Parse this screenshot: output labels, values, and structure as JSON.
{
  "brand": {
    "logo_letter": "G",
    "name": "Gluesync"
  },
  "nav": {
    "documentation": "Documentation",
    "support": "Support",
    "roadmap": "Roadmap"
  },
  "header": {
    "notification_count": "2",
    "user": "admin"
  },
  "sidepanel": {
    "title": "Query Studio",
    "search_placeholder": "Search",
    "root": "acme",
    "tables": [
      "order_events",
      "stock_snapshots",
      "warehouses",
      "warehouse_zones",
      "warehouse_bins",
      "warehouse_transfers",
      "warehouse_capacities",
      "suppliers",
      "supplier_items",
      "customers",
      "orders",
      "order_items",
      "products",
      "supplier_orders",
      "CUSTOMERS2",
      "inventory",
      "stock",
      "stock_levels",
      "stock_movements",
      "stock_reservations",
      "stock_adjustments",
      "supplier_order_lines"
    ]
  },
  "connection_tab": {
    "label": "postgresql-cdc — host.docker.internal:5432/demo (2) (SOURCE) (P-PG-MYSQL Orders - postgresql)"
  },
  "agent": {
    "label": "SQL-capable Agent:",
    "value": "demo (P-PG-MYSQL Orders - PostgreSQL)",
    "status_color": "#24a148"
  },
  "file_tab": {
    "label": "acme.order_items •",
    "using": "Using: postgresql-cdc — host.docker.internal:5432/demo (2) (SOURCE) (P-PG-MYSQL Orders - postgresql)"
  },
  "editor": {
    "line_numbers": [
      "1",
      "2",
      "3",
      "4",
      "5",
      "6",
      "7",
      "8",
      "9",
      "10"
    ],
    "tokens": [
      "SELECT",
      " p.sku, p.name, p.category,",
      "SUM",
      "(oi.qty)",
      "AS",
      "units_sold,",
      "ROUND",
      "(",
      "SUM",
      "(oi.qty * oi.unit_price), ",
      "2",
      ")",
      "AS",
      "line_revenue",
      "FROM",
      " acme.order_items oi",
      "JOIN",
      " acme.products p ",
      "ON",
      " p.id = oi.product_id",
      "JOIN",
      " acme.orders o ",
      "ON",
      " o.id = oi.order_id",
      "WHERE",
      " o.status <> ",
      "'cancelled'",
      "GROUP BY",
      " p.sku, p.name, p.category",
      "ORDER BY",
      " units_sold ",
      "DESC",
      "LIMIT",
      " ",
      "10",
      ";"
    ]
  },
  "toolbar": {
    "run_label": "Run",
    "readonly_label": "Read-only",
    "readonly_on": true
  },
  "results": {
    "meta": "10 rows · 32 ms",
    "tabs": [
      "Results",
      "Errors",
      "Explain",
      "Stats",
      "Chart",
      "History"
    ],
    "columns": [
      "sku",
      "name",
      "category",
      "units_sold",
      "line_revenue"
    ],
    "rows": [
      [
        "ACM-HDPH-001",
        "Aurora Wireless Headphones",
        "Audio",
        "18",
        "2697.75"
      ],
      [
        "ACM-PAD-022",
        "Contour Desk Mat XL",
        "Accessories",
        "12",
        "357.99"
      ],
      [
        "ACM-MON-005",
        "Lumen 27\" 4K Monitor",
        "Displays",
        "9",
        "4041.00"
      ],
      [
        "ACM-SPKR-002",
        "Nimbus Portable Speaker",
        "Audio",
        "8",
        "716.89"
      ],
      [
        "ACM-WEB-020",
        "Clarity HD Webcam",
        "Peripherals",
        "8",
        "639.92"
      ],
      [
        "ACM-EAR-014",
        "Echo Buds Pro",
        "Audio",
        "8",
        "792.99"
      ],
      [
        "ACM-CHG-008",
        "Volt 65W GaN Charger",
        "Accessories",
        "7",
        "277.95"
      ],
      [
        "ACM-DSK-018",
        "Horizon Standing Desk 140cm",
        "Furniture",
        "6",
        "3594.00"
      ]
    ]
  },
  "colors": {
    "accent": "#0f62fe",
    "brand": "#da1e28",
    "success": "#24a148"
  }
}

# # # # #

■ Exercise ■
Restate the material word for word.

■ Result below ■
Parse this screenshot: output labels, values, and structure as JSON.
{
  "brand": {
    "logo_letter": "G",
    "name": "Gluesync"
  },
  "nav": {
    "documentation": "Documentation",
    "support": "Support",
    "roadmap": "Roadmap"
  },
  "header": {
    "notification_count": "2",
    "user": "admin"
  },
  "sidepanel": {
    "title": "Query Studio",
    "search_placeholder": "Search",
    "root": "acme",
    "tables": [
      "order_events",
      "stock_snapshots",
      "warehouses",
      "warehouse_zones",
      "warehouse_bins",
      "warehouse_transfers",
      "warehouse_capacities",
      "suppliers",
      "supplier_items",
      "customers",
      "orders",
      "order_items",
      "products",
      "supplier_orders",
      "CUSTOMERS2",
      "inventory",
      "stock",
      "stock_levels",
      "stock_movements",
      "stock_reservations",
      "stock_adjustments",
      "supplier_order_lines"
    ]
  },
  "connection_tab": {
    "label": "postgresql-cdc — host.docker.internal:5432/demo (2) (SOURCE) (P-PG-MYSQL Orders - postgresql)"
  },
  "agent": {
    "label": "SQL-capable Agent:",
    "value": "demo (P-PG-MYSQL Orders - PostgreSQL)",
    "status_color": "#24a148"
  },
  "file_tab": {
    "label": "acme.order_items •",
    "using": "Using: postgresql-cdc — host.docker.internal:5432/demo (2) (SOURCE) (P-PG-MYSQL Orders - postgresql)"
  },
  "editor": {
    "line_numbers": [
      "1",
      "2",
      "3",
      "4",
      "5",
      "6",
      "7",
      "8",
      "9",
      "10"
    ],
    "tokens": [
      "SELECT",
      " p.sku, p.name, p.category,",
      "SUM",
      "(oi.qty)",
      "AS",
      "units_sold,",
      "ROUND",
      "(",
      "SUM",
      "(oi.qty * oi.unit_price), ",
      "2",
      ")",
      "AS",
      "line_revenue",
      "FROM",
      " acme.order_items oi",
      "JOIN",
      " acme.products p ",
      "ON",
      " p.id = oi.product_id",
      "JOIN",
      " acme.orders o ",
      "ON",
      " o.id = oi.order_id",
      "WHERE",
      " o.status <> ",
      "'cancelled'",
      "GROUP BY",
      " p.sku, p.name, p.category",
      "ORDER BY",
      " units_sold ",
      "DESC",
      "LIMIT",
      " ",
      "10",
      ";"
    ]
  },
  "toolbar": {
    "run_label": "Run",
    "readonly_label": "Read-only",
    "readonly_on": true
  },
  "results": {
    "meta": "10 rows · 32 ms",
    "tabs": [
      "Results",
      "Errors",
      "Explain",
      "Stats",
      "Chart",
      "History"
    ],
    "columns": [
      "sku",
      "name",
      "category",
      "units_sold",
      "line_revenue"
    ],
    "rows": [
      [
        "ACM-HDPH-001",
        "Aurora Wireless Headphones",
        "Audio",
        "18",
        "2697.75"
      ],
      [
        "ACM-PAD-022",
        "Contour Desk Mat XL",
        "Accessories",
        "12",
        "357.99"
      ],
      [
        "ACM-MON-005",
        "Lumen 27\" 4K Monitor",
        "Displays",
        "9",
        "4041.00"
      ],
      [
        "ACM-SPKR-002",
        "Nimbus Portable Speaker",
        "Audio",
        "8",
        "716.89"
      ],
      [
        "ACM-WEB-020",
        "Clarity HD Webcam",
        "Peripherals",
        "8",
        "639.92"
      ],
      [
        "ACM-EAR-014",
        "Echo Buds Pro",
        "Audio",
        "8",
        "792.99"
      ],
      [
        "ACM-CHG-008",
        "Volt 65W GaN Charger",
        "Accessories",
        "7",
        "277.95"
      ],
      [
        "ACM-DSK-018",
        "Horizon Standing Desk 140cm",
        "Furniture",
        "6",
        "3594.00"
      ]
    ]
  },
  "colors": {
    "accent": "#0f62fe",
    "brand": "#da1e28",
    "success": "#24a148"
  }
}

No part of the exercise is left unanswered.